Your objective:
Every line of the material is to be duplicated precisely.

Start of Records shown

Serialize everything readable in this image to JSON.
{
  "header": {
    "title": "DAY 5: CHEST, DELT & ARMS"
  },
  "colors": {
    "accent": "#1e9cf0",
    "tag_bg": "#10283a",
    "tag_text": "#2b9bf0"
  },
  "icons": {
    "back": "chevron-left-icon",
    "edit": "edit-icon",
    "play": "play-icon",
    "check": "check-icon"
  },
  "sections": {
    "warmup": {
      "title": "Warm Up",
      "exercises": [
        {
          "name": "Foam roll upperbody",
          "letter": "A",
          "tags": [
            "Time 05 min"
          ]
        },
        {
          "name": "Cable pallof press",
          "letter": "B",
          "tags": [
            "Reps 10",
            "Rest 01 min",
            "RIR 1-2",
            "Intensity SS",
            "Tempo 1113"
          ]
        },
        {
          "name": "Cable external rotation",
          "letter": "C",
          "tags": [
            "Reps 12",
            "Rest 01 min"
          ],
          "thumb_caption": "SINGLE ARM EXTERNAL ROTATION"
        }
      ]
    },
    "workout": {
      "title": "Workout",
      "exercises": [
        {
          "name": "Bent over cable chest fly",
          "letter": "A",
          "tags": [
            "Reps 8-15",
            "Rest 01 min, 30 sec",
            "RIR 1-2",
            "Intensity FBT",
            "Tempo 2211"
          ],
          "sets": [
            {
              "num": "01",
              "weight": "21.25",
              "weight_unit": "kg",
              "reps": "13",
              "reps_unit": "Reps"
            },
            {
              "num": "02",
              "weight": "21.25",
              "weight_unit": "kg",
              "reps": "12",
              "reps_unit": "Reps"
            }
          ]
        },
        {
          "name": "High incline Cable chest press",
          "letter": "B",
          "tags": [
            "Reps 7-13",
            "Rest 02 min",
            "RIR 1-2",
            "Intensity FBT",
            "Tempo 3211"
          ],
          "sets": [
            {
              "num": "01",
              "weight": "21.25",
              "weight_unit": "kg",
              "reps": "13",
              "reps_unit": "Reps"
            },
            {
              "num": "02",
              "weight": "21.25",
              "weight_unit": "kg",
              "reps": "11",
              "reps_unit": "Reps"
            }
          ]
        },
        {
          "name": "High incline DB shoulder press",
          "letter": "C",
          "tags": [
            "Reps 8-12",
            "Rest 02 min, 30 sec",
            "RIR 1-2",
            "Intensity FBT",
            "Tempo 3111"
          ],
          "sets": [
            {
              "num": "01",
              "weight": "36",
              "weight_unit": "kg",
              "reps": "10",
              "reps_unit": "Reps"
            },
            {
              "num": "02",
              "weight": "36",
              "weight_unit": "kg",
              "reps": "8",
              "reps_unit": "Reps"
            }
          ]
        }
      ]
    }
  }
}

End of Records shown

Result below:
Serialize everything readable in this image to JSON.
{
  "header": {
    "title": "DAY 5: CHEST, DELT & ARMS"
  },
  "colors": {
    "accent": "#1e9cf0",
    "tag_bg": "#10283a",
    "tag_text": "#2b9bf0"
  },
  "icons": {
    "back": "chevron-left-icon",
    "edit": "edit-icon",
    "play": "play-icon",
    "check": "check-icon"
  },
  "sections": {
    "warmup": {
      "title": "Warm Up",
      "exercises": [
        {
          "name": "Foam roll upperbody",
          "letter": "A",
          "tags": [
            "Time 05 min"
          ]
        },
        {
          "name": "Cable pallof press",
          "letter": "B",
          "tags": [
            "Reps 10",
            "Rest 01 min",
            "RIR 1-2",
            "Intensity SS",
            "Tempo 1113"
          ]
        },
        {
          "name": "Cable external rotation",
          "letter": "C",
          "tags": [
            "Reps 12",
            "Rest 01 min"
          ],
          "thumb_caption": "SINGLE ARM EXTERNAL ROTATION"
        }
      ]
    },
    "workout": {
      "title": "Workout",
      "exercises": [
        {
          "name": "Bent over cable chest fly",
          "letter": "A",
          "tags": [
            "Reps 8-15",
            "Rest 01 min, 30 sec",
            "RIR 1-2",
            "Intensity FBT",
            "Tempo 2211"
          ],
          "sets": [
            {
              "num": "01",
              "weight": "21.25",
              "weight_unit": "kg",
              "reps": "13",
              "reps_unit": "Reps"
            },
            {
              "num": "02",
              "weight": "21.25",
              "weight_unit": "kg",
              "reps": "12",
              "reps_unit": "Reps"
            }
          ]
        },
        {
          "name": "High incline Cable chest press",
          "letter": "B",
          "tags": [
            "Reps 7-13",
            "Rest 02 min",
            "RIR 1-2",
            "Intensity FBT",
            "Tempo 3211"
          ],
          "sets": [
            {
              "num": "01",
              "weight": "21.25",
              "weight_unit": "kg",
              "reps": "13",
              "reps_unit": "Reps"
            },
            {
              "num": "02",
              "weight": "21.25",
              "weight_unit": "kg",
              "reps": "11",
              "reps_unit": "Reps"
            }
          ]
        },
        {
          "name": "High incline DB shoulder press",
          "letter": "C",
          "tags": [
            "Reps 8-12",
            "Rest 02 min, 30 sec",
            "RIR 1-2",
            "Intensity FBT",
            "Tempo 3111"
          ],
          "sets": [
            {
              "num": "01",
              "weight": "36",
              "weight_unit": "kg",
              "reps": "10",
              "reps_unit": "Reps"
            },
            {
              "num": "02",
              "weight": "36",
              "weight_unit": "kg",
              "reps": "8",
              "reps_unit": "Reps"
            }
          ]
        }
      ]
    }
  }
}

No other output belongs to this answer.